The biggest caregivers in this country are spouses. Spouses are worn out over time in caregiving, as it is taxing mentally, physically, and financially. Spouses are even more exhausted today as caregiving for their husbands or wives than they were fifty years ago due to changing family dynamics in our society. Today, it is rare to see multiple generations all living together in the same house with all of the family members caring for one another. Instead, most families generally live in disparate households. Instead of living right down the road from one another, where it is easy to check in on an elderly grandparent, family members today often live in separate states.
For those seniors whose spouses are unable to act as caregivers but who are fortunate enough to have their children to take them in, those senior’s health insurance will not pay for the cost of their long-term care. Our health insurance, including Medicare, does not cover long-term care needs, whether at home (where we want to receive these services), at an assisted living facility, or in a nursing facility. Health insurance will cover acute sickness, but if you have Alzheimer’s, dementia, or are generally frail, it will not provide coverage. Health insurance will not pay for many of the increased costs that are associated with aging. This lack of insurance coverage for general old age, coupled with the high costs of caring for someone full time often cause the loved ones of a senior to seek out various options to help pay for the cost of his or her care, such as Veterans Benefits or Medicaid.
The Veterans Pension benefit is a long-term care reimbursement for war period Veterans, their spouses, or their widows if they need long-term care.
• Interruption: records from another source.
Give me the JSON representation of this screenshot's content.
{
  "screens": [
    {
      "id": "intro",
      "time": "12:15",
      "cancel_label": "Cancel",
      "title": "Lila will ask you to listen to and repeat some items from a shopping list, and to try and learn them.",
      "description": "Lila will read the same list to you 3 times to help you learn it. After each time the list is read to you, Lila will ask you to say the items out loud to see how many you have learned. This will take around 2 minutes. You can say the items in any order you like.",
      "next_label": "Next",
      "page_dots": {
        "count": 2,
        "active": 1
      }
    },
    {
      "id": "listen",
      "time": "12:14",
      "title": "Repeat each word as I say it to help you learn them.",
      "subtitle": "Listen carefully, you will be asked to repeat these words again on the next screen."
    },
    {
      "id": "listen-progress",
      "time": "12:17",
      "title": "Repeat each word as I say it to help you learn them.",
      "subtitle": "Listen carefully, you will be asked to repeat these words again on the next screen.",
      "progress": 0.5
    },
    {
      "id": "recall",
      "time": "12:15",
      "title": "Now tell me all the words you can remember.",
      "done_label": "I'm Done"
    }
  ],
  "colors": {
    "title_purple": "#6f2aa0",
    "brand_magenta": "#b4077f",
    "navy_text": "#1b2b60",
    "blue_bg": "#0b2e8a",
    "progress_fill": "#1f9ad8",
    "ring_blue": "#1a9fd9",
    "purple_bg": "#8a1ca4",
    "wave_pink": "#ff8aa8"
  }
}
If the Veteran qualifies as a “war period Veteran,” then the pension is a long-term care reimbursement for money spent on necessary long-term care needs. This monthly reimbursement, ranging from $1,113 for widows to $2,054 married couples, can alleviate the financial burden of caring for a loved one. However, be sure to visit an experienced Elder Law attorney to make sure that your application is in order before you apply for this reimbursement, as the VA has several rules that may disqualify you based on your income and assets. It usually takes roughly eight months for the VA to process applications, so it is important to do your application correctly the first time.
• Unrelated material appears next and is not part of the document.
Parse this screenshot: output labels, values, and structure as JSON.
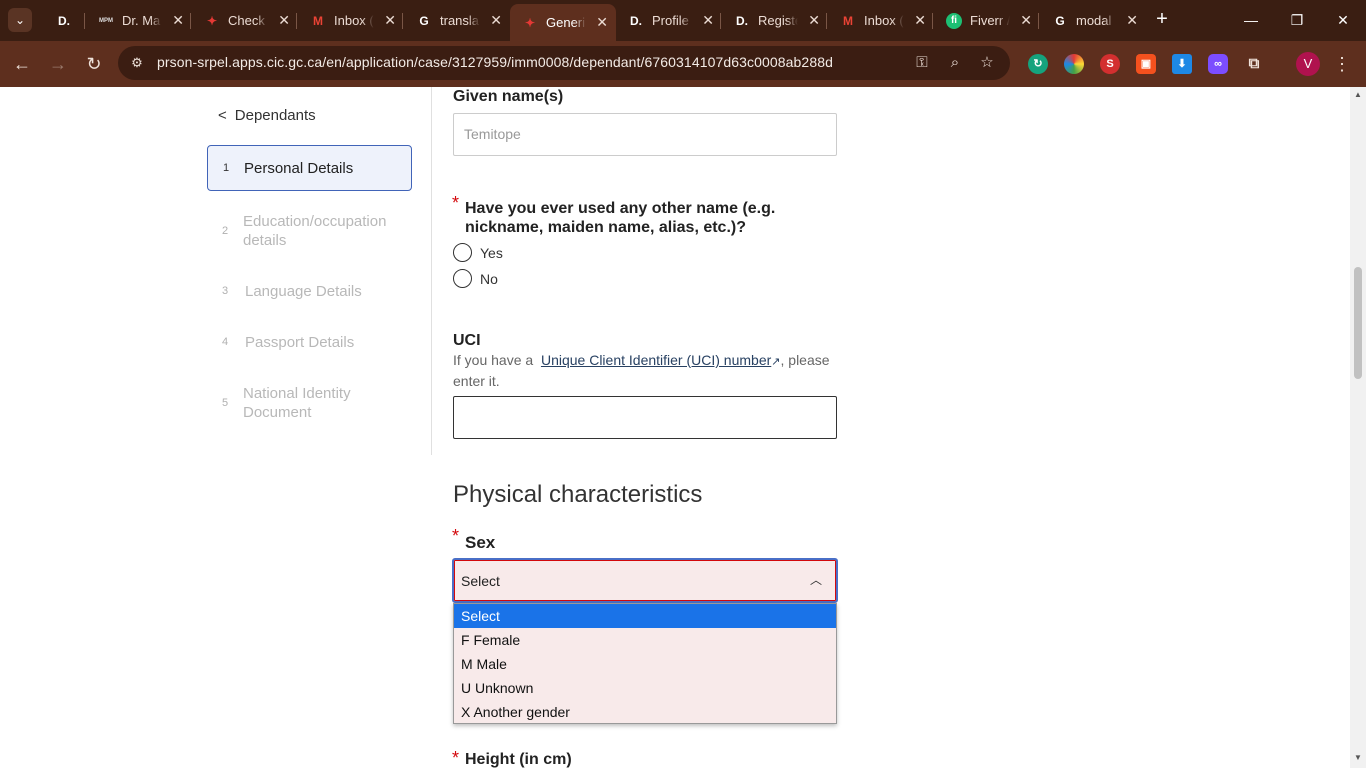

Another option is Medicaid, which is a means-tested government assistance program that pays for the cost of nursing home care. Everyone hopes that they will never see a nursing home. Some seniors have worn their spouses or children out, however, and face no other options but going to a nursing home, which can be more than $6,500 a month. Often this is far more than the senior’s income, as usually Social Security and an individual’s retirement cannot meet these amounts. Only 1% of the population has an income stream that can pay for these costs. If we have a spouse that cannot take care of us and our spouse needs to be taken care of as well, then this can be a difficult crisis to face financially. Most seniors can qualify for a nursing home if the need arises. You do not have to be destitute in order to qualify, as Medicaid for nursing facility care is not based on net worth. Instead, the program involves complicated rules where you can have property and still qualify. Furthermore, if you are still married, Medicaid does not count the community spouse’s income. Most middle class Americans with a home, two cars and a nest egg can qualify for Medicaid with a little bit of help from an experienced Elder Law attorney.
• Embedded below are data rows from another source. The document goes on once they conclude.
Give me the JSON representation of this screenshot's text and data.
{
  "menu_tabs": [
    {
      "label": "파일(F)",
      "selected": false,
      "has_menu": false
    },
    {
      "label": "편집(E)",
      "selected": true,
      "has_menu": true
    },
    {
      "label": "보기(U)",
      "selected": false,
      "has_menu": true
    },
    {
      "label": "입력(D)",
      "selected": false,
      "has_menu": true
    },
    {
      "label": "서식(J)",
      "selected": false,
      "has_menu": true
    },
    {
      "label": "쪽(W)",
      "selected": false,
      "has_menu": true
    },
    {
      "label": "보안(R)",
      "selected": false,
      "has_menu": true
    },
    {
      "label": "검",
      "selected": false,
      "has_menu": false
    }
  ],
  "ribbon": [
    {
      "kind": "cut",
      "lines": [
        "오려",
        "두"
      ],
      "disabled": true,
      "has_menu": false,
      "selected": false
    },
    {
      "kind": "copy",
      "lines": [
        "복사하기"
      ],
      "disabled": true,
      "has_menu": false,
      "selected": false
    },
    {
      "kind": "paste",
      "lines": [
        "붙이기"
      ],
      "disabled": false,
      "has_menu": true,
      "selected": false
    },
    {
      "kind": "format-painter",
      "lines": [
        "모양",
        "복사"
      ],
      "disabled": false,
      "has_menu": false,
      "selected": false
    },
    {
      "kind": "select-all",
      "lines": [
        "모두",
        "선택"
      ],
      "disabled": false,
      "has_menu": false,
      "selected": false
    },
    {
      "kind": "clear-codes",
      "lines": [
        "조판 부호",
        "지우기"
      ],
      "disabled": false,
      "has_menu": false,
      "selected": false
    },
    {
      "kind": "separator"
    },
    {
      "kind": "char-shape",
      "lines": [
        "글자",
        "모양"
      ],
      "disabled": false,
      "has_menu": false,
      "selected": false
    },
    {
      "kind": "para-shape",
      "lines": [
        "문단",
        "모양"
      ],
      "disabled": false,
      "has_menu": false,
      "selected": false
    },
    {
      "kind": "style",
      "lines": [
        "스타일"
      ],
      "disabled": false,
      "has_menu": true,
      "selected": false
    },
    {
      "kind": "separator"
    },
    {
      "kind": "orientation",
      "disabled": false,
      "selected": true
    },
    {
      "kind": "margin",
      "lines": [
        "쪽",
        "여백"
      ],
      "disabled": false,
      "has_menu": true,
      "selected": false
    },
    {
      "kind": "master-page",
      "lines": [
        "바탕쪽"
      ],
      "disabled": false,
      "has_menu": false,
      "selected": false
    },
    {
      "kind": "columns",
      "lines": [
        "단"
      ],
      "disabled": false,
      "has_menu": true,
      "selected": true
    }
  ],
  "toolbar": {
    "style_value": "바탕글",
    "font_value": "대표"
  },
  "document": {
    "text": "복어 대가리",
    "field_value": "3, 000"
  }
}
To see if your loved one qualifies for Medicaid, Veterans Benefits, or other public assistance programs, contact an experienced Elder Law attorney today. Call W.G. Alexander and Associates for more information!